top of page

Consumer Protect Act; Unfair trade practice means direct recovery from the price paid for the transa

STAR INDIA (P) LTD.  v.  SOCIETY OF CATALYSTS & ANR., CIVIL  APPELA NO. 6597 OF 2008 – January 23, 2020.

The bench comprising of Hon’ble Justice Mohan M. Shantanagoudar  and Hon’ble Justice R. Subhash Reddy pronounced the judgment on the appeal against the judgment of the National  Consumer Disputes Redressal Commission.

This case is that Star India (P) Ltd., the appellant broadcasted ‘Kaun Banega Crorepathi’ (“KBC”) which was sponsored by Bharati Airtel Ltd, who’s also an appellant. Also a contest ‘Har Seat hot Seat’ (“HSHS”) was conducted in which viewers were participated by sending SMS to Airtel which was Rs. 2.40 each which was higher than the normal rate. Thus the respondent, a consumer society filed a complaint before the National Commission against Star India and Airtel, contending that they were committing ‘unfair trade practice’ u/s 2(1)(r)(3)(a) of the Consumer Protection Act, 1986. The commission observed that the prize money for HSHS contest was paid by the revenue earned from increased SMS charges which is an unfair trade practice within the meaning of the section. Thus the commission accepted the contentions of the respondent and awarded a punitive damage of Rs.1 Crore u/s 14(1)(d) of the said act. Also the appellants were directed to pay the litigation cost of Rs.50000/- to the complainant. Thus an appeal before this court was filed.
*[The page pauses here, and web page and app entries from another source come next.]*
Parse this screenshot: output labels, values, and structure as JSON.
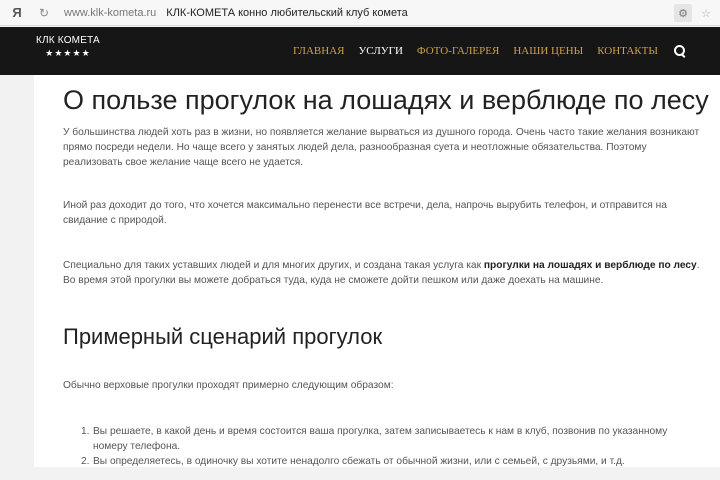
{
  "browser": {
    "logo": "Я",
    "reload_glyph": "↻",
    "url": "www.klk-kometa.ru",
    "title": "КЛК-КОМЕТА конно любительский клуб комета",
    "settings_icon": "gear-icon",
    "bookmark_icon": "star-icon"
  },
  "header": {
    "logo_name": "КЛК КОМЕТА",
    "logo_stars": "★★★★★",
    "nav": [
      {
        "label": "ГЛАВНАЯ"
      },
      {
        "label": "УСЛУГИ"
      },
      {
        "label": "ФОТО-ГАЛЕРЕЯ"
      },
      {
        "label": "НАШИ ЦЕНЫ"
      },
      {
        "label": "КОНТАКТЫ"
      }
    ],
    "accent_color": "#c9a24a"
  },
  "article": {
    "title": "О пользе прогулок на лошадях и верблюде по лесу",
    "p1": "У большинства людей хоть раз в жизни, но появляется желание вырваться из душного города. Очень часто такие желания возникают прямо посреди недели. Но чаще всего у занятых людей дела, разнообразная суета и неотложные обязательства. Поэтому реализовать свое желание чаще всего не удается.",
    "p2": "Иной раз доходит до того, что хочется максимально перенести все встречи, дела, напрочь вырубить телефон, и отправится на свидание с природой.",
    "p3_start": "Специально для таких уставших людей и для многих других, и создана такая услуга как ",
    "p3_bold": "прогулки на лошадях и верблюде по лесу",
    "p3_end": ". Во время этой прогулки вы можете добраться туда, куда не сможете дойти пешком или даже доехать на машине.",
    "subtitle": "Примерный сценарий прогулок",
    "p4": "Обычно верховые прогулки проходят примерно следующим образом:",
    "list": [
      {
        "num": "1.",
        "text": "Вы решаете, в какой день и время состоится ваша прогулка, затем записываетесь к нам в клуб, позвонив по указанному номеру телефона."
      },
      {
        "num": "2.",
        "text": "Вы определяетесь, в одиночку вы хотите ненадолго сбежать от обычной жизни, или с семьей, с друзьями, и т.д."
      }
    ]
  }
}
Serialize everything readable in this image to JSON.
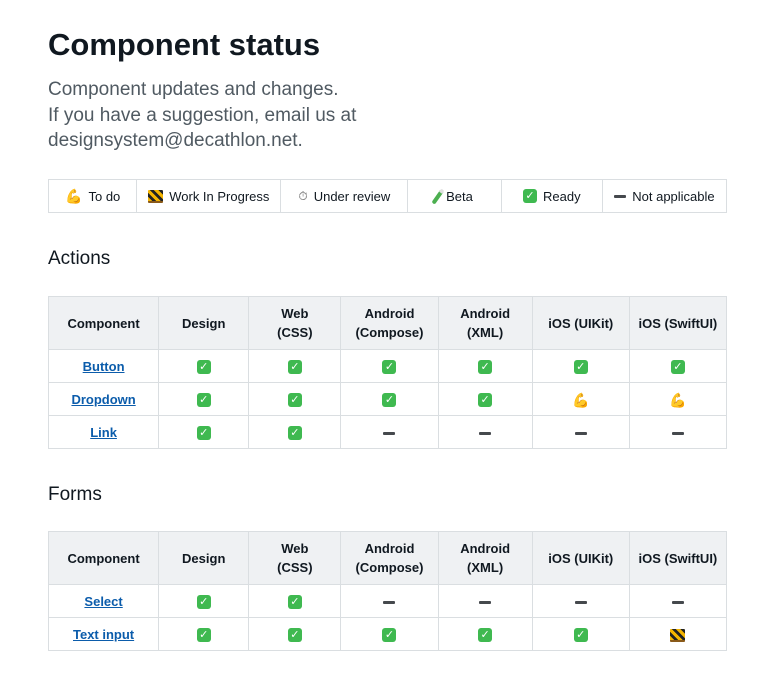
{
  "title": "Component status",
  "intro": [
    "Component updates and changes.",
    "If you have a suggestion, email us at",
    "designsystem@decathlon.net."
  ],
  "legend": [
    {
      "icon": "flexed-biceps-icon",
      "label": "To do"
    },
    {
      "icon": "construction-icon",
      "label": "Work In Progress"
    },
    {
      "icon": "stopwatch-icon",
      "label": "Under review"
    },
    {
      "icon": "test-tube-icon",
      "label": "Beta"
    },
    {
      "icon": "check-mark-icon",
      "label": "Ready"
    },
    {
      "icon": "minus-icon",
      "label": "Not applicable"
    }
  ],
  "columns": [
    "Component",
    "Design",
    "Web (CSS)",
    "Android (Compose)",
    "Android (XML)",
    "iOS (UIKit)",
    "iOS (SwiftUI)"
  ],
  "sections": [
    {
      "title": "Actions",
      "rows": [
        {
          "name": "Button",
          "status": [
            "ready",
            "ready",
            "ready",
            "ready",
            "ready",
            "ready"
          ]
        },
        {
          "name": "Dropdown",
          "status": [
            "ready",
            "ready",
            "ready",
            "ready",
            "todo",
            "todo"
          ]
        },
        {
          "name": "Link",
          "status": [
            "ready",
            "ready",
            "na",
            "na",
            "na",
            "na"
          ]
        }
      ]
    },
    {
      "title": "Forms",
      "rows": [
        {
          "name": "Select",
          "status": [
            "ready",
            "ready",
            "na",
            "na",
            "na",
            "na"
          ]
        },
        {
          "name": "Text input",
          "status": [
            "ready",
            "ready",
            "ready",
            "ready",
            "ready",
            "wip"
          ]
        }
      ]
    }
  ]
}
The issue raised before the Court is Whether the complaint made by the consumer organization against telecom service provider for committing an ‘unfair trade practice’ within the meaning of Section 2(1)(r)(3)(a) of the  Consumer Protection Act, 1986 (“the 1986 Act”)is maintainable or not?

The counsel for Star India contended that the judgment of the commission was based on the inferences and speculations of a newspaper report without corroboration of its contents and there was no proper inquiry of the source of prize money. Also the fact of sharing of the increased SMS rates was denied by this counsel. Also the case HMM Ltd. v. Director General, Monopolies & Restrictive Trade Practices Commission, (1998) 6 SCC 485 was referred to cite that the direct recovery from price u/s 2(1)(r)(3)(a) and not from ads or sponsorship. Another contention was that the Airtel was entitled to extra charges as the contest requires special software to accommodate the option of MCQ game and Star India has complied with the relevant TRAI regulations. This was duly informed to the participants. Also the award of damages was also challenged on the ground of lack of proof of loss.

The counsel for Airtel denied the allegation of misguiding the contestants that the contest was free of charge by citing the TRAI direction regarding ads of premium rate services. Also it was contended that there was ouster of jurisdiction by the consumer fora by reading S.14(a)(iii) with S.15 of TRAI Act.

The counsel for the complainant argued supporting the decision of the National Commission. Also it was contended that the complaint was maintained under the act since the complainant has filed an individual complaint under the act and not on behalf of a group of consumers.

The court after thoroughly analyzing the submissions of the parties observed that though the appellants had not specifically denied the prize money was paid out of increased SMS charged, had clarified that Airtel was merely a sponsor. Only the Star India was independently paying the prize money regardless of the revenue earned by Airtel. Also the National Commission has placed reliance merely on the newspaper report of Hindustan Times which is unwarranted as they are no corroboration for the allegations. Also the survey report was not produced before the commission. Also according to the service-cum-sponsorship agreement, Airtel has the sole and exclusive right to charge fees towards its service rendered. Star India has no role in the same and Airtel was liable to pay a monthly lump sum as fees irrespective of whether the amount was realized or not. Similarly Star India was liable to pay the prize money irrespective of the profits earned by Airtel.

Thus the court decided to set aside the order of the National Commission. The service-cum-sponsorship agreement reveals that Airtel was liable to set up the necessary hardware and software for that contest at its own cost. Thus the increased cost would be necessary to meet the expenses. Also even when the SMS charges is considered as the ‘cost’ of participating under the said act it cannot be considered as the wrongful advertising. The court was of the view that the prize money was not paid directly out of SMS revenue and there is no proof that the two appellants had colluded to increase the SMS charges. The conclusion of the commission that there was an unfair trade practice was liable to be set aside. Also the award of punitive damages was not valid as the complainant had not prayed for the same as held in General Motors (India) Private Limited v. Ashok Ramnik Lal Tolat, (2015) 1 SCC 429.

“The Court held that  the finding of the commission of an unfair trade practice under Section 2(1)(r)(3)(a) in the impugned judgment is bad in law.”

The appeals are allowed and the impugned judgment is set aside in the aforesaid terms.




bottom of page